BY SHAFAQ PARWEZ
A group of 10 women listen attentively and take notes as their instructor delivers a lesson on meditation. Each one of them agrees that he has a soothing voice which makes them feel at peace.
Di Tang, an architect and digital media artist by profession, has been practising the art of meditation for most of his life. In May 2015 he began teaching it with some modifications he introduced himself.
Tang practises and teaches Benjui meditation, which derives its principles from Mahasati meditation which has been taught and observed in East Asia for more than 150 years.
He holds a series of classes at the Idea Exchange in Cambridge.
The main reason why Tang decided to modify the existing practises of Mahasati meditation was because of a lack of movement in it.
He has introduced several hand movements which help distract the human mind. Benjui meditation trains the mind to stay focused in the middle of distraction.
Tang said this form of meditation trains people to be mindful of everything in their surroundings.

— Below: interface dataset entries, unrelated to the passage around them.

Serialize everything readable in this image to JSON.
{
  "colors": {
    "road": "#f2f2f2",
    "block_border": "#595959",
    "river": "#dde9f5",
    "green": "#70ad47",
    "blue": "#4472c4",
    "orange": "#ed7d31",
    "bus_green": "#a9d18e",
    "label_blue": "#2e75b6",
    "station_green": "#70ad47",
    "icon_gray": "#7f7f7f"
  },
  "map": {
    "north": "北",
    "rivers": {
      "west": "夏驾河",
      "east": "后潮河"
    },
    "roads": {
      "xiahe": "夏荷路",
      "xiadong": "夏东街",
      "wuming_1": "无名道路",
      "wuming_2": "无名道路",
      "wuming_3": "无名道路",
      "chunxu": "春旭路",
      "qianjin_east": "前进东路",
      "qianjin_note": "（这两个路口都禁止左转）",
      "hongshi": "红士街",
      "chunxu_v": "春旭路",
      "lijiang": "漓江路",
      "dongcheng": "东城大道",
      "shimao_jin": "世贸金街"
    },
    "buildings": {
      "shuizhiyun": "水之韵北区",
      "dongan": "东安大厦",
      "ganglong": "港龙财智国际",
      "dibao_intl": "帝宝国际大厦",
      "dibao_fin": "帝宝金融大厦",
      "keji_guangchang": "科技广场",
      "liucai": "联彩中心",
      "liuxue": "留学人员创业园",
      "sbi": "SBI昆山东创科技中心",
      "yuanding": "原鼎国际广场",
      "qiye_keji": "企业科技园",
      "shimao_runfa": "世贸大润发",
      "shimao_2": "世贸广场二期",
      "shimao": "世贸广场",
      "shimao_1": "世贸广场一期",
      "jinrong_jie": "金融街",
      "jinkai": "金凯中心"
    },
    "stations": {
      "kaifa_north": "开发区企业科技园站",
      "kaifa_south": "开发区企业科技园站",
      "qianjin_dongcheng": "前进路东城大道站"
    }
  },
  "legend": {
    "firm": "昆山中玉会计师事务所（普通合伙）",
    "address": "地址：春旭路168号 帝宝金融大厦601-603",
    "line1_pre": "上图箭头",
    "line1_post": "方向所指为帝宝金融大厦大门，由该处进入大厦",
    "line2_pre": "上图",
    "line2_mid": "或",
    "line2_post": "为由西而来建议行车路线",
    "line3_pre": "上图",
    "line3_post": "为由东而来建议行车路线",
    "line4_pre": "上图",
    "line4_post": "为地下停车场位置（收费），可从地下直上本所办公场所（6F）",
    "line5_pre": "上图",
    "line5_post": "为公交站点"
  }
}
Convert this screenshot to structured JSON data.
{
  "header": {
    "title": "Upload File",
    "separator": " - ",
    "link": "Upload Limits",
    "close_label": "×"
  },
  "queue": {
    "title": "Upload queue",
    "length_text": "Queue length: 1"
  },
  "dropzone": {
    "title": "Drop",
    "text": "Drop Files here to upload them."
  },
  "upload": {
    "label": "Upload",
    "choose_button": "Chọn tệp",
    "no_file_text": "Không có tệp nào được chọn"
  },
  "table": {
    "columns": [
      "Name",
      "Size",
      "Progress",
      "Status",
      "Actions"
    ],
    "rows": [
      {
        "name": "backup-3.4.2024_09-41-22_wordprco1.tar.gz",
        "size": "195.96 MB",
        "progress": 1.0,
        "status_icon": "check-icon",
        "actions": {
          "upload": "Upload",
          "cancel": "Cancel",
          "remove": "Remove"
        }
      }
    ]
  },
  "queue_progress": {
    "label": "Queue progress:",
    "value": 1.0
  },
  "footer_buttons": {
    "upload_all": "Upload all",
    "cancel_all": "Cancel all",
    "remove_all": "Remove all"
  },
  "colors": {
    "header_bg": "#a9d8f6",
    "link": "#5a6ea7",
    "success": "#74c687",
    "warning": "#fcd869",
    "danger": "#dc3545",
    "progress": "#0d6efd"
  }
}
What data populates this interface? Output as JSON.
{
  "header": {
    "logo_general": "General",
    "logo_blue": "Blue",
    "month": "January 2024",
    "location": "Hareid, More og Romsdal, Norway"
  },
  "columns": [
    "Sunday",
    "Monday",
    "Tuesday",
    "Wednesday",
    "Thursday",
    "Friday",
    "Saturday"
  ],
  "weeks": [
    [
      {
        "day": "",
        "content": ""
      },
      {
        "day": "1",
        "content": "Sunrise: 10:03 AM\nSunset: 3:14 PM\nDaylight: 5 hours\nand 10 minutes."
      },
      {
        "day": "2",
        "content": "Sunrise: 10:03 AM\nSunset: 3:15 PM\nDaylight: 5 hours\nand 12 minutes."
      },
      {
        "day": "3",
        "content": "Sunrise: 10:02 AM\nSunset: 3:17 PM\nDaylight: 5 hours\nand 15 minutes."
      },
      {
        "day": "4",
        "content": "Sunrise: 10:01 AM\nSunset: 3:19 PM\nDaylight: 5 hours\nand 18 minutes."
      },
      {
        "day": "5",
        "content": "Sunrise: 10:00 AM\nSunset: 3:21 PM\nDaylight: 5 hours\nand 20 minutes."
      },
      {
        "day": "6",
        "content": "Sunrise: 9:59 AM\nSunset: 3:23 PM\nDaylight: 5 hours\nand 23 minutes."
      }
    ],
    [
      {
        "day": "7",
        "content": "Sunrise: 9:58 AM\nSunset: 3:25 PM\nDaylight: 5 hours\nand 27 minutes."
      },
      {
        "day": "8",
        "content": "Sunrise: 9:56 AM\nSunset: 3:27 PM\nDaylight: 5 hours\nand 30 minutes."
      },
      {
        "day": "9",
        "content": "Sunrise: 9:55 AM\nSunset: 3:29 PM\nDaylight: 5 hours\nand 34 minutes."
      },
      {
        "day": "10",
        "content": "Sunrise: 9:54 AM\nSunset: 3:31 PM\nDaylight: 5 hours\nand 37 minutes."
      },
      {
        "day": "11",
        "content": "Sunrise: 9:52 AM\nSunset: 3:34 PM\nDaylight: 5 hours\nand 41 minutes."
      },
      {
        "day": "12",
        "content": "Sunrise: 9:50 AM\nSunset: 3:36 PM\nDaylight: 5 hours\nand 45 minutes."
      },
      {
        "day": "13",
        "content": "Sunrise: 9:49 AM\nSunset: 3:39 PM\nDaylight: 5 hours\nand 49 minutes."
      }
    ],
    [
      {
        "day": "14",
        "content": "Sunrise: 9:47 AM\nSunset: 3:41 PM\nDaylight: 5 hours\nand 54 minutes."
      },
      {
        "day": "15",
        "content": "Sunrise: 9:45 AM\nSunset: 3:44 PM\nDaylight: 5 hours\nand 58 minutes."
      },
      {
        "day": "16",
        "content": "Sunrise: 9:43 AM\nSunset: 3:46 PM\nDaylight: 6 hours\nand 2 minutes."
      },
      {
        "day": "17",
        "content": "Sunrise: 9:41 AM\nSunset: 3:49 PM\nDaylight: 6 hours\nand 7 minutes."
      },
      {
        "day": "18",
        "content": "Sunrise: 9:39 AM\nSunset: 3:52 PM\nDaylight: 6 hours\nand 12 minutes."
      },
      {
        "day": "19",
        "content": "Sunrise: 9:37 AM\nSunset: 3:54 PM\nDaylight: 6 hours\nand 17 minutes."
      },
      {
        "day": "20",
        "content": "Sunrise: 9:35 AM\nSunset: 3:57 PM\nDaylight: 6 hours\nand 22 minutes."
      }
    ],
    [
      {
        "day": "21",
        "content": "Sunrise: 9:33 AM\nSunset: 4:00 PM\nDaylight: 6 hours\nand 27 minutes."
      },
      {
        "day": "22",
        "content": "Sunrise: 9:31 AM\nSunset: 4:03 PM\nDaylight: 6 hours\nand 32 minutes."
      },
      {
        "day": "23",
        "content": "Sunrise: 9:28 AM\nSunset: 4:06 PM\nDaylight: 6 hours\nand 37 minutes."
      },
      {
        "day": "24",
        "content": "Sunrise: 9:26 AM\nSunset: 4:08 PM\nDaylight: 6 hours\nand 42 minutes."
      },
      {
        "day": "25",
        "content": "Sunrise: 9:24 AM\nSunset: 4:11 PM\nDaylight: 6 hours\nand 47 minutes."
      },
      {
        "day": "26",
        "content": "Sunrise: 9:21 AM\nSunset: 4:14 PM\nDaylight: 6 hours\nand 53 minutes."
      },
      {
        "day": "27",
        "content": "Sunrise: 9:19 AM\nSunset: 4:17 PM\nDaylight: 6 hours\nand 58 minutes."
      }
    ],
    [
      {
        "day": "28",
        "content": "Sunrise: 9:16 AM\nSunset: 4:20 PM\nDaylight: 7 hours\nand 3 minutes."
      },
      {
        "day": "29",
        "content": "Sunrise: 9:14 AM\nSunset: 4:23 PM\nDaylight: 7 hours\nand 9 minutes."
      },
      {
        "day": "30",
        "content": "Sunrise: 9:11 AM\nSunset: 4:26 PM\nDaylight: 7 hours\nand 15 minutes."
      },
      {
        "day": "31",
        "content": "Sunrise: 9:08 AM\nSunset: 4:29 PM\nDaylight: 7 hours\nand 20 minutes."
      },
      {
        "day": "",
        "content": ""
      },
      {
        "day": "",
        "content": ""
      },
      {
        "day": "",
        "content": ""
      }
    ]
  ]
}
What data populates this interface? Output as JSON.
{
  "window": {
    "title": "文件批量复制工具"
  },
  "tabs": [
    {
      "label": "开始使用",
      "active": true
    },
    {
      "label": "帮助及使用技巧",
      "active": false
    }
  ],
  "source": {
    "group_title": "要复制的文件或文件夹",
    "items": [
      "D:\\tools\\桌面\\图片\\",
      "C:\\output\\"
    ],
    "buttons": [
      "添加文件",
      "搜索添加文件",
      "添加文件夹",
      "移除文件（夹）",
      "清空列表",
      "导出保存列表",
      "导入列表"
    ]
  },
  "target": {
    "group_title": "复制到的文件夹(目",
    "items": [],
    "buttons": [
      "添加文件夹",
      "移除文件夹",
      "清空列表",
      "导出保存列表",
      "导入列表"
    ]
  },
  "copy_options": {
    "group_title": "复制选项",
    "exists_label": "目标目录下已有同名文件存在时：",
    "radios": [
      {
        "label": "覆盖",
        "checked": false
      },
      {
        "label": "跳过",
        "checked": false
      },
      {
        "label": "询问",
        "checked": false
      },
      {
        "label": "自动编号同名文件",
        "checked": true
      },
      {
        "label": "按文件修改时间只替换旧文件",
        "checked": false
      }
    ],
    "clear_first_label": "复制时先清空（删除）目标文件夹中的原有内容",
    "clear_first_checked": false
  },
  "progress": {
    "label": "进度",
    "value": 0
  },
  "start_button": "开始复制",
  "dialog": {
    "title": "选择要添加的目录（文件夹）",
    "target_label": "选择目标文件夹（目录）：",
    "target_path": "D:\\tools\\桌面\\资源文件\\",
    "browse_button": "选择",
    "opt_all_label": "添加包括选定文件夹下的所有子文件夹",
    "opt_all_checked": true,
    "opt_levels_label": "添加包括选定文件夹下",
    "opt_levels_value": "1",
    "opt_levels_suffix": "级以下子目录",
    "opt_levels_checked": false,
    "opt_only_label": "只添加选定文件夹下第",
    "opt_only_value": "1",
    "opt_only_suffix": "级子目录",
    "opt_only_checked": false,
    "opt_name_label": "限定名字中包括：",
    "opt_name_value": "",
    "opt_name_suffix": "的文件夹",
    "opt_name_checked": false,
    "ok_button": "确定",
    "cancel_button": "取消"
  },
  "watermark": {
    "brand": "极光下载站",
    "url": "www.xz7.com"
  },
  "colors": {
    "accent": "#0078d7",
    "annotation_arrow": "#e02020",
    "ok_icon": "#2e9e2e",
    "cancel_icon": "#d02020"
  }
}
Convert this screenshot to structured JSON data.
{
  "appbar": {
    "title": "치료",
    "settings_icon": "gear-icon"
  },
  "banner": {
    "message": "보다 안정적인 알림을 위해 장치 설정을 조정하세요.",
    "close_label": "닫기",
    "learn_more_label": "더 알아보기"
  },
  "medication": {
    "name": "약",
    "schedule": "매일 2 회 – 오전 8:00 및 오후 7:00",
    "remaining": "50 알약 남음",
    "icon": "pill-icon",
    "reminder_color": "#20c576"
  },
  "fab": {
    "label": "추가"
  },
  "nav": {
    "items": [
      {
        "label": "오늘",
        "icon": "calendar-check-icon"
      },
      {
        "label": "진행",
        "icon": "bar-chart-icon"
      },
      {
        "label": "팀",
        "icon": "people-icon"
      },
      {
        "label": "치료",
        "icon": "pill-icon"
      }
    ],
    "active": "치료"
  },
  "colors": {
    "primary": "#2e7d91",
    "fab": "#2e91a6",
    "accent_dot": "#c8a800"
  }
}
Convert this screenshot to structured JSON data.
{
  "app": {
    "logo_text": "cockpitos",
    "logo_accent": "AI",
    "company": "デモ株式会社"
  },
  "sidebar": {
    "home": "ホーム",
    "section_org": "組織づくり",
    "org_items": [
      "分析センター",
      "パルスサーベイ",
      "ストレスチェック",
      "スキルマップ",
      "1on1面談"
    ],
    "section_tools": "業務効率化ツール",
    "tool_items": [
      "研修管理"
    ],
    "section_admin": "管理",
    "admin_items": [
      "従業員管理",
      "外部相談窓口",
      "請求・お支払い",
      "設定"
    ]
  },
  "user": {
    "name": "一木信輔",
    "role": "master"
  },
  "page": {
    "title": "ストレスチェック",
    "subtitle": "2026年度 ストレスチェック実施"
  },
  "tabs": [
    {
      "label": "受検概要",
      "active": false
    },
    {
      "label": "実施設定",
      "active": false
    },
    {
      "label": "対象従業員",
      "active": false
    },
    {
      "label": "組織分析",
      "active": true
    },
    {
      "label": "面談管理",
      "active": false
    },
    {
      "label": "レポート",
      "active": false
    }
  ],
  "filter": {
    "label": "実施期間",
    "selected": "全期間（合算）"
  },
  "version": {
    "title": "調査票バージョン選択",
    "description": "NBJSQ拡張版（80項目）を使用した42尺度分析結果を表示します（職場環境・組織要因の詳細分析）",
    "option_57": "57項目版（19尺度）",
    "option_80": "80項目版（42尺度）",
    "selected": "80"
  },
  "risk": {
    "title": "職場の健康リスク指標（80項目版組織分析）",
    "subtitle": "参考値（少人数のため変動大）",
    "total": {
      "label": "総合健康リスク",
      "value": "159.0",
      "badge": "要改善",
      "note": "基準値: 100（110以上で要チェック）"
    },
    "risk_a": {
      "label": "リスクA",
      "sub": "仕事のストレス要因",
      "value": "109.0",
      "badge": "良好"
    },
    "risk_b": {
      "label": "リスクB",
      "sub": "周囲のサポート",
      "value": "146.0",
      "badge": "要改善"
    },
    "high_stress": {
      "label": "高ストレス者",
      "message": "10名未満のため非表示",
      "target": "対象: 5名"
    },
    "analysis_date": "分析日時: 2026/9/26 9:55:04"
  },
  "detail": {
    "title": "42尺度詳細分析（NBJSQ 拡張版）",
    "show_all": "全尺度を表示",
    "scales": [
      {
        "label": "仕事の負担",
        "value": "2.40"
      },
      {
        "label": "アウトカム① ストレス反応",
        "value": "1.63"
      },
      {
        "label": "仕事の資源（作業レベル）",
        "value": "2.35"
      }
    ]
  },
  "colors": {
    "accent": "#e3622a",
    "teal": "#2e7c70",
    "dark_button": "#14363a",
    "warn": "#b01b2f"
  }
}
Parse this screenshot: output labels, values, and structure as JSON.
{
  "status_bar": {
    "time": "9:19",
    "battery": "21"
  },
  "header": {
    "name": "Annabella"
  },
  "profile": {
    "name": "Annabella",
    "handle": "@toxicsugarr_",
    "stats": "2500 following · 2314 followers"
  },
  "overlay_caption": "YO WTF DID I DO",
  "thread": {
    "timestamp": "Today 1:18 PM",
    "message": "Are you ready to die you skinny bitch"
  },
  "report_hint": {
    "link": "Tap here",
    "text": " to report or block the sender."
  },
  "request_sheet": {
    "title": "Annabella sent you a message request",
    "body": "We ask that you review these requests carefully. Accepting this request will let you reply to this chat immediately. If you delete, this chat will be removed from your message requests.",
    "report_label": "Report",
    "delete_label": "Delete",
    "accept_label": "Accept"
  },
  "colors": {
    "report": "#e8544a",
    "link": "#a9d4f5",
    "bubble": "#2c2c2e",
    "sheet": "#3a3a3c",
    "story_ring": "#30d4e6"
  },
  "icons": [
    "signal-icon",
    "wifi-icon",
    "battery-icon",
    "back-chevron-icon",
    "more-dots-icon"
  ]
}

The key, however, is not to force oneself to focus and pay attention all the time but to allow the practise to become a habit naturally.
Benjui meditation upholds the idea that the mind and body have free will and every person needs to just observe and feel the way their body acts.
“It is an integrative mindful method,” said Tang. “It is a systematic meditation originated by me.”
Tang uses PowerPoint presentations, discussion and practise times to teach his students how to meditate according to the Benjui method.
The attendees of the class said practising this art made them feel more peaceful.
Cara Kernaghan, an elementary school teacher in Kitchener, said it allowed her to break away from a constant state of hyper focusing.
“I just found that it’s a perfect opportunity to have the time to still the mind,” she said. “I am interested in the mind and body connection; I think we need to control our mind so that it does not contribute to illness in the body.”
Tang said Benjui is not an escape from our daily lives; it is an incorporation of meditation in our routine chores.
When movement in our daily lives distracts us, Tang said to let it in and then let it flow out. “In this method we focus on cultivation of wisdom. When it recognizes or notices something is wrong even with distraction, you don’t need to force your mind to correct it; you do it naturally.”
Tang said this form of meditation is not restricted by age, gender or religion. There is no specific way of sitting or meditating.
Tang does not claim any miraculous memory or health benefits from this meditation, but did say participants should have increased awareness, mindfulness and less stress which naturally makes them less jealous and more aware of the present moment.
“That is the result but not the purpose,” he said.
The natural focus on details and the present moment, he said, makes it all come naturally.